Task item
Give back a single figure: the number of lines in the entries below that contain "retention".

Top of Dataset entries

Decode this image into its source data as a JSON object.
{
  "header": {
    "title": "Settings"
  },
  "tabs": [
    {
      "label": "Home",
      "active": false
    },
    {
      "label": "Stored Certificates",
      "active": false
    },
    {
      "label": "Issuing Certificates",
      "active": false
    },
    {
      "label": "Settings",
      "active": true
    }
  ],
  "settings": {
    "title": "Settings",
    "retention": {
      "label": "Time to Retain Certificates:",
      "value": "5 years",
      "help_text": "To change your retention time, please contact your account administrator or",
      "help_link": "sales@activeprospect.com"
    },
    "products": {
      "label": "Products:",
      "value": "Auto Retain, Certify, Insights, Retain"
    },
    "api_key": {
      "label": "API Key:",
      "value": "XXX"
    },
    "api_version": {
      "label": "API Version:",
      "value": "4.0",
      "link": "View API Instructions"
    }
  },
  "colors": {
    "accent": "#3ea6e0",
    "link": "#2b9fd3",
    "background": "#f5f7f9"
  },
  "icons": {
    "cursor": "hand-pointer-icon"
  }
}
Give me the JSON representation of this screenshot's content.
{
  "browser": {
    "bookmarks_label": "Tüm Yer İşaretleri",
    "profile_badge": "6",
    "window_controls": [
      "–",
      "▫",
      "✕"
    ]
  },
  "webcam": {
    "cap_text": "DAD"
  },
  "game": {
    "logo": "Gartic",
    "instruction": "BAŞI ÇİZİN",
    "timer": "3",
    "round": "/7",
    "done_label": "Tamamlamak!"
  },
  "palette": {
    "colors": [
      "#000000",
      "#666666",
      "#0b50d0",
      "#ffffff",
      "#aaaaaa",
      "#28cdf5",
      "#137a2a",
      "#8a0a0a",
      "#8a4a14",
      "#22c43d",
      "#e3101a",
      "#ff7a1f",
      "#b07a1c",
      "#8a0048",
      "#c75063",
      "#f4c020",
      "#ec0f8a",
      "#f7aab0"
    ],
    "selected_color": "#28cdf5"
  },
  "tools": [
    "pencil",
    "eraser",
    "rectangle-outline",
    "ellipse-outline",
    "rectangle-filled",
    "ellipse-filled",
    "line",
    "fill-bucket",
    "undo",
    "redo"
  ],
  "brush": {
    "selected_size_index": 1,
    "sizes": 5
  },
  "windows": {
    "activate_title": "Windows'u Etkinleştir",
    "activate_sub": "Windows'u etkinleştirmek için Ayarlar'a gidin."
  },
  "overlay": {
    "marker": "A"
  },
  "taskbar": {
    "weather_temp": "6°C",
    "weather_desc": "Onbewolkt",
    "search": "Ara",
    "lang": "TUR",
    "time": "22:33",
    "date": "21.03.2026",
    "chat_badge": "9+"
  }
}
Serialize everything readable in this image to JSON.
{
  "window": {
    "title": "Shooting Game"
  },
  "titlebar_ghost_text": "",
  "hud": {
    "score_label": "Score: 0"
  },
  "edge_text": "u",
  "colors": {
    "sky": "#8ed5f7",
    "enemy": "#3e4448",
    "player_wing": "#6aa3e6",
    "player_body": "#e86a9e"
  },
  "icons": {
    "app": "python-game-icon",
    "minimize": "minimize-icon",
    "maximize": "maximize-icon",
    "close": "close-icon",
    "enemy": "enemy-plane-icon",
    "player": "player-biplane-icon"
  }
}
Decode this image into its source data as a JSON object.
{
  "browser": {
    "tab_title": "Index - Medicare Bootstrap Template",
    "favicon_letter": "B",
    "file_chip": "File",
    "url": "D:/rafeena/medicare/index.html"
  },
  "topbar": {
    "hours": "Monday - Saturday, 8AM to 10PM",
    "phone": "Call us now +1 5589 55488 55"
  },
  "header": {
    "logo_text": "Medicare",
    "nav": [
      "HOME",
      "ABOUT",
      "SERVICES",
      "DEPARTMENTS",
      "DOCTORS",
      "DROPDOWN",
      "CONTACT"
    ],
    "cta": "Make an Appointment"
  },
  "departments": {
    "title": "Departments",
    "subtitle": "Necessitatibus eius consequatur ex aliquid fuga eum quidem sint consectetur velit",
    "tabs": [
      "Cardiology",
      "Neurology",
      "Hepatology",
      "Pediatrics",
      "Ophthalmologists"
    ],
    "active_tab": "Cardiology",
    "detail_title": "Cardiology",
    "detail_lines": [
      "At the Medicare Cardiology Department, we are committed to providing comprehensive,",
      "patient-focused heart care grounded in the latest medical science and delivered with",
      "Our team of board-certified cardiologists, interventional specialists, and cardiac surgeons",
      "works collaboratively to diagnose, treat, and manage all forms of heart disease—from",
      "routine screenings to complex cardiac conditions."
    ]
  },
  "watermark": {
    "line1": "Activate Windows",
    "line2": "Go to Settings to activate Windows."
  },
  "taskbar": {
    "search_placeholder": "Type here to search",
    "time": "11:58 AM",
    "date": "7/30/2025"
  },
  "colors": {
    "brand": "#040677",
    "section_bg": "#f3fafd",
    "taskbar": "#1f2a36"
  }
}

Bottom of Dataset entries

Solution for this problem
2